WORK INSTRUCTIONS >> Across the data, every line with the word "Dashboards" counts once; state the total alone.
** Opening EXTRACTED ENTRIES block **
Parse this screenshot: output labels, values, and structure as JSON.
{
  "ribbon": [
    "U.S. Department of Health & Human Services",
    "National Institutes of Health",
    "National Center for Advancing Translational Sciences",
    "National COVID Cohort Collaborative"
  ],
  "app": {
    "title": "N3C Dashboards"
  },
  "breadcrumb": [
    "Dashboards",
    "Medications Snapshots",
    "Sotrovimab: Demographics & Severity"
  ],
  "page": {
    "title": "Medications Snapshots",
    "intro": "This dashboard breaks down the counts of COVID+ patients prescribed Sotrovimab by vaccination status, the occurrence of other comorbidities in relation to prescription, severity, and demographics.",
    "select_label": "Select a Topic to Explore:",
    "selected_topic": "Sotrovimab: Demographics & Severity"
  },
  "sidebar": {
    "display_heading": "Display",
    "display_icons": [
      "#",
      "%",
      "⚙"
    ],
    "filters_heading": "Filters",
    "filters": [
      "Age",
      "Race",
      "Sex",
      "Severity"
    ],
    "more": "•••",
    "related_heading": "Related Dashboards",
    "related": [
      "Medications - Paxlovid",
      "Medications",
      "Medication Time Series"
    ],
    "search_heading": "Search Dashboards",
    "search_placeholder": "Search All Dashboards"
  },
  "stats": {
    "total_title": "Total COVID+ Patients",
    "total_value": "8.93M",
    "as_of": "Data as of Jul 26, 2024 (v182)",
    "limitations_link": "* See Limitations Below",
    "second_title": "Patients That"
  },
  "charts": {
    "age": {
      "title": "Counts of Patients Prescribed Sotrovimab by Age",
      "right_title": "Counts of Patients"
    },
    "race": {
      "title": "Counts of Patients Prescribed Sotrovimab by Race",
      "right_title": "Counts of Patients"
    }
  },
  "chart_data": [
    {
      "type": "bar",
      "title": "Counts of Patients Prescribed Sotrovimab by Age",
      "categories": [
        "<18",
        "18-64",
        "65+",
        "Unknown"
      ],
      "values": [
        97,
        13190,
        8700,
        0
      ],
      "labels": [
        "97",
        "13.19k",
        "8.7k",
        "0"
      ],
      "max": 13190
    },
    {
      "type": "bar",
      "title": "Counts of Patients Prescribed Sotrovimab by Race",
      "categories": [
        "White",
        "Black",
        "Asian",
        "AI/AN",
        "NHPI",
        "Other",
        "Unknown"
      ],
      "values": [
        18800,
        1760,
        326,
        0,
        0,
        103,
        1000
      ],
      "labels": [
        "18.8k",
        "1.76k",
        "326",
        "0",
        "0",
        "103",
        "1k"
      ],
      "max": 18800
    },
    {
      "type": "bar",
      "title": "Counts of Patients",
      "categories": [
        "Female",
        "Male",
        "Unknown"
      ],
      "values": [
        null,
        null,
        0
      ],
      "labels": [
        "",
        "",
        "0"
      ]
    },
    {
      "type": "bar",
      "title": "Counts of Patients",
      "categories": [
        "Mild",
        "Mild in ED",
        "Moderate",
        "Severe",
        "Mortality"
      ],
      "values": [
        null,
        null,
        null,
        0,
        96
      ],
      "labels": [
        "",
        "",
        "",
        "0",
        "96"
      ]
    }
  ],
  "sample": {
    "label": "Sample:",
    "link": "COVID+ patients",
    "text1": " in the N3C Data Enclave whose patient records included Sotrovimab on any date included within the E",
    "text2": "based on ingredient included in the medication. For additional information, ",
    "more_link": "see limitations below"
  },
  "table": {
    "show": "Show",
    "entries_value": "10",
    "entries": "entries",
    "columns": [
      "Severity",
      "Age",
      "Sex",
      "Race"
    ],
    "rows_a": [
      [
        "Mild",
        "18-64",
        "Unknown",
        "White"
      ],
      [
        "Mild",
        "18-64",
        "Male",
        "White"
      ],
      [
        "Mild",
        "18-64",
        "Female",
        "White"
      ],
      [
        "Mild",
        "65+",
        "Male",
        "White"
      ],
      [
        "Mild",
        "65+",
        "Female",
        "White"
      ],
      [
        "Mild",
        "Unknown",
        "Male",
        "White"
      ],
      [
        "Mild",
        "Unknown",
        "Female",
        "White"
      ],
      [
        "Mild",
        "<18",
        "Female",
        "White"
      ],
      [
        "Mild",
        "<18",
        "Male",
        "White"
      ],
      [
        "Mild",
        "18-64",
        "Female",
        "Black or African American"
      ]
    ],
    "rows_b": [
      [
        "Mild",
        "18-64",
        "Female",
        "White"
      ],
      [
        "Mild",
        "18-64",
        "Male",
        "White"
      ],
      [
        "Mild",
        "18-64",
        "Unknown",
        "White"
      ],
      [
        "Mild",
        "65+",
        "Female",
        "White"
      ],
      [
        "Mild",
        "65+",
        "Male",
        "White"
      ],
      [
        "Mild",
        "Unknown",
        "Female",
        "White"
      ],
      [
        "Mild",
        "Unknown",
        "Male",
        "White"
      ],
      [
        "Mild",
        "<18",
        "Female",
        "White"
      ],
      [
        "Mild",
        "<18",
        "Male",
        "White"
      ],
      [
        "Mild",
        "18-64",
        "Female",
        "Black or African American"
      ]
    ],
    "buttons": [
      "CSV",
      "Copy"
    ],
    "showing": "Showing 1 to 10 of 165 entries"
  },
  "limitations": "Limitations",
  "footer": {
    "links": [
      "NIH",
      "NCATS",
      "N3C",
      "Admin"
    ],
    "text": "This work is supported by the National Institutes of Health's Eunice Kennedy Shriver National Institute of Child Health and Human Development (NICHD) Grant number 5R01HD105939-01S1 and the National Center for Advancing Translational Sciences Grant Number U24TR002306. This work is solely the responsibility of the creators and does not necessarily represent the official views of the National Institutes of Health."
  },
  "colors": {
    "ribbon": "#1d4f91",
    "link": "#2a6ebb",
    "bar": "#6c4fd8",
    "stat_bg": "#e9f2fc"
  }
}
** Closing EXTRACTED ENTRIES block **
WRITTEN ANSWER >> 5